- Required action -
Your answer must be the full set of records, repeated exactly.

- Exercise input -

▶

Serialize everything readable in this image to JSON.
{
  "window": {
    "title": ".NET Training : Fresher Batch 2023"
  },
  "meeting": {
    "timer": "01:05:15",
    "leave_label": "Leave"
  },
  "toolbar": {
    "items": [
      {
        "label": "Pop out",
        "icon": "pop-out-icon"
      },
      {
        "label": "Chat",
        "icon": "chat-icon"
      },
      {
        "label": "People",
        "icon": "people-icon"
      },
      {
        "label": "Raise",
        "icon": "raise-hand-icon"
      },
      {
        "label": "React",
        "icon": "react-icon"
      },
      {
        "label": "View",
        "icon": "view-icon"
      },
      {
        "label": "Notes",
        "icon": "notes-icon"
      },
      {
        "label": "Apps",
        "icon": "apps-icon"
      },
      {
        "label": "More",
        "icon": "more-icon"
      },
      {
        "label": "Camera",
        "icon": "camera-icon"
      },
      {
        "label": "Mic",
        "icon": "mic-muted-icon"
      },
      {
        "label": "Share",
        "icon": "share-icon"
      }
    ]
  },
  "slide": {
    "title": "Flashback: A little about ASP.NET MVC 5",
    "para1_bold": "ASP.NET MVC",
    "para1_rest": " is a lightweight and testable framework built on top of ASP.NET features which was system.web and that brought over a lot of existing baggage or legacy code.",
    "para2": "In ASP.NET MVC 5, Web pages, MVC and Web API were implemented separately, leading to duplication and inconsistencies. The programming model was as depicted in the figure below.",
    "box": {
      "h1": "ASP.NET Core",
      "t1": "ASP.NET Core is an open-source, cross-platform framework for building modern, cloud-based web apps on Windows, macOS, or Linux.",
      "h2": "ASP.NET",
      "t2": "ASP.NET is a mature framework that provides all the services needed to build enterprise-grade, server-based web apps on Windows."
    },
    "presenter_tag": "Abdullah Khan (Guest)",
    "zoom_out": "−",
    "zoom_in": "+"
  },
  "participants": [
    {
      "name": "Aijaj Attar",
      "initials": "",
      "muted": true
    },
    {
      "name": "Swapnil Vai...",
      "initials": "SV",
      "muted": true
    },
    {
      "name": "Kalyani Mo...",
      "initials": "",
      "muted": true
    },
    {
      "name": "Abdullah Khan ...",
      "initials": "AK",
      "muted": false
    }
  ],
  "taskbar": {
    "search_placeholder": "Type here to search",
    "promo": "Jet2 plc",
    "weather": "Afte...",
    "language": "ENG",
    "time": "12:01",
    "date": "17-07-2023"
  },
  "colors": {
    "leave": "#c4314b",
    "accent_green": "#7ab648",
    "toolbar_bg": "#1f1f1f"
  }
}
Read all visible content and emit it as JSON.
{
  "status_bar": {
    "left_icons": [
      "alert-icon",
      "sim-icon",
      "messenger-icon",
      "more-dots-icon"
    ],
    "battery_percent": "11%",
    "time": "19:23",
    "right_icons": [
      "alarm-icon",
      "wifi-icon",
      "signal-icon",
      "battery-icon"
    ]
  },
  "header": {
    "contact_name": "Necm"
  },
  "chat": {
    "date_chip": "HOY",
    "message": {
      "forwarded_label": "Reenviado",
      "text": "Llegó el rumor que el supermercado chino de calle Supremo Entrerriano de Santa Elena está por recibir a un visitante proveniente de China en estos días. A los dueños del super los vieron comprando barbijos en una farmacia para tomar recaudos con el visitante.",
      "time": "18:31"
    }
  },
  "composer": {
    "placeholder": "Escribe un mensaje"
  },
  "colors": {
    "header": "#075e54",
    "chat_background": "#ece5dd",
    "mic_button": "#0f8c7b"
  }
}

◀

- Response box -
Serialize everything readable in this image to JSON.
{
  "window": {
    "title": ".NET Training : Fresher Batch 2023"
  },
  "meeting": {
    "timer": "01:05:15",
    "leave_label": "Leave"
  },
  "toolbar": {
    "items": [
      {
        "label": "Pop out",
        "icon": "pop-out-icon"
      },
      {
        "label": "Chat",
        "icon": "chat-icon"
      },
      {
        "label": "People",
        "icon": "people-icon"
      },
      {
        "label": "Raise",
        "icon": "raise-hand-icon"
      },
      {
        "label": "React",
        "icon": "react-icon"
      },
      {
        "label": "View",
        "icon": "view-icon"
      },
      {
        "label": "Notes",
        "icon": "notes-icon"
      },
      {
        "label": "Apps",
        "icon": "apps-icon"
      },
      {
        "label": "More",
        "icon": "more-icon"
      },
      {
        "label": "Camera",
        "icon": "camera-icon"
      },
      {
        "label": "Mic",
        "icon": "mic-muted-icon"
      },
      {
        "label": "Share",
        "icon": "share-icon"
      }
    ]
  },
  "slide": {
    "title": "Flashback: A little about ASP.NET MVC 5",
    "para1_bold": "ASP.NET MVC",
    "para1_rest": " is a lightweight and testable framework built on top of ASP.NET features which was system.web and that brought over a lot of existing baggage or legacy code.",
    "para2": "In ASP.NET MVC 5, Web pages, MVC and Web API were implemented separately, leading to duplication and inconsistencies. The programming model was as depicted in the figure below.",
    "box": {
      "h1": "ASP.NET Core",
      "t1": "ASP.NET Core is an open-source, cross-platform framework for building modern, cloud-based web apps on Windows, macOS, or Linux.",
      "h2": "ASP.NET",
      "t2": "ASP.NET is a mature framework that provides all the services needed to build enterprise-grade, server-based web apps on Windows."
    },
    "presenter_tag": "Abdullah Khan (Guest)",
    "zoom_out": "−",
    "zoom_in": "+"
  },
  "participants": [
    {
      "name": "Aijaj Attar",
      "initials": "",
      "muted": true
    },
    {
      "name": "Swapnil Vai...",
      "initials": "SV",
      "muted": true
    },
    {
      "name": "Kalyani Mo...",
      "initials": "",
      "muted": true
    },
    {
      "name": "Abdullah Khan ...",
      "initials": "AK",
      "muted": false
    }
  ],
  "taskbar": {
    "search_placeholder": "Type here to search",
    "promo": "Jet2 plc",
    "weather": "Afte...",
    "language": "ENG",
    "time": "12:01",
    "date": "17-07-2023"
  },
  "colors": {
    "leave": "#c4314b",
    "accent_green": "#7ab648",
    "toolbar_bg": "#1f1f1f"
  }
}
Read all visible content and emit it as JSON.
{
  "status_bar": {
    "left_icons": [
      "alert-icon",
      "sim-icon",
      "messenger-icon",
      "more-dots-icon"
    ],
    "battery_percent": "11%",
    "time": "19:23",
    "right_icons": [
      "alarm-icon",
      "wifi-icon",
      "signal-icon",
      "battery-icon"
    ]
  },
  "header": {
    "contact_name": "Necm"
  },
  "chat": {
    "date_chip": "HOY",
    "message": {
      "forwarded_label": "Reenviado",
      "text": "Llegó el rumor que el supermercado chino de calle Supremo Entrerriano de Santa Elena está por recibir a un visitante proveniente de China en estos días. A los dueños del super los vieron comprando barbijos en una farmacia para tomar recaudos con el visitante.",
      "time": "18:31"
    }
  },
  "composer": {
    "placeholder": "Escribe un mensaje"
  },
  "colors": {
    "header": "#075e54",
    "chat_background": "#ece5dd",
    "mic_button": "#0f8c7b"
  }
}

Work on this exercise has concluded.